High impact resistance and excellent transparency make polycarbonate the material of choice for water bottles, windshields, and eyeglasses.
In 1953, polycarbonate resin was invented twice. It was first created in Germany by Dr. Hermann Schnell of Bayer, and then, just one week later in the United States, Dr. Daniel Fox of General Electric announced his discovery. Both companies applied for a patent for the gooey substance, which hardened into a nearly unbreakable solid. Both companies agreed that whichever received the patent would pay a royalty to the other, which allowed Bayer and GE to each develop and market products based on the resin.
Polycarbonate is a thermoplastic, which is a class of polymers that turn to liquid at higher temperatures and solidify into a glass-like phase when cooled. Polycarbonates tend to begin to soften around 150 ˚C and liquefy around 300 ˚C. In spite of this property, polycarbonates are often worked at room temperature using processes similar to those used for sheet metals since polycarbonates are able to withstand large amounts of stress without cracking or breaking.
Polycarbonate has two especially valuable properties: it is highly impact resistant and extremely transparent to visible light. Unfortunately, polycarbonate is easily scratched, but with a protective coating it may be used for sunglasses, eyeglasses, automotive headlight lenses, and sports helmets. A different coating is used to make the bullet-resistant glass in cars and the bullet-proof glass that protects bank tellers. Polycarbonate was even used in the bubble helmets worn by the Apollo astronauts when they walked on the moon.
Polycarbonate is also much more commonly known.
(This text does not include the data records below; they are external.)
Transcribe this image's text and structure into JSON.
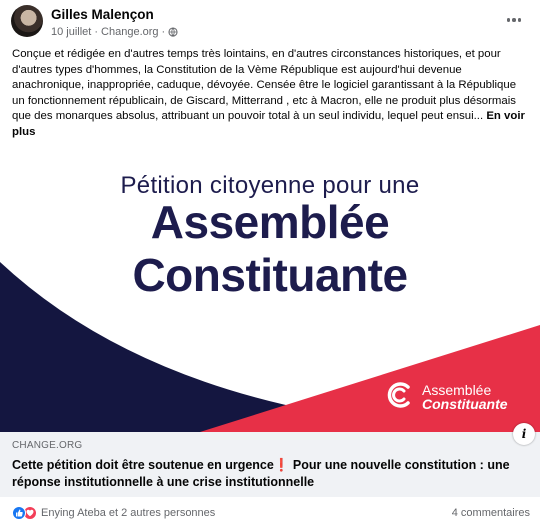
{
  "post": {
    "author": "Gilles Malençon",
    "date": "10 juillet",
    "separator": "·",
    "source": "Change.org",
    "text": "Conçue et rédigée en d'autres temps très lointains, en d'autres circonstances historiques, et pour d'autres types d'hommes,  la Constitution de la Vème République est aujourd'hui devenue anachronique, inappropriée, caduque, dévoyée. Censée être le logiciel garantissant à la République un fonctionnement républicain, de Giscard, Mitterrand , etc à Macron, elle ne produit plus désormais que des monarques absolus, attribuant un pouvoir total à un seul individu, lequel peut ensui...",
    "see_more": "En voir plus"
  },
  "image": {
    "subtitle": "Pétition citoyenne pour une",
    "title_line1": "Assemblée",
    "title_line2": "Constituante",
    "logo_line1": "Assemblée",
    "logo_line2": "Constituante",
    "colors": {
      "navy": "#1d1c4d",
      "red": "#e73047"
    }
  },
  "link": {
    "domain": "CHANGE.ORG",
    "title": "Cette pétition doit être soutenue en urgence❗ Pour une nouvelle constitution : une réponse institutionnelle à une crise institutionnelle"
  },
  "footer": {
    "reactions_text": "Enying Ateba et 2 autres personnes",
    "comments": "4 commentaires"
  },
  "icons": [
    "globe-icon",
    "more-options-icon",
    "info-icon",
    "like-reaction-icon",
    "love-reaction-icon"
  ]
}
It is the polymer that makes up the containers that hold many commercial, bottled waters and also CDs, DVDs, and Blu-ray discs. Polycarbonate is marketed under the trade names Lexan and Makralon.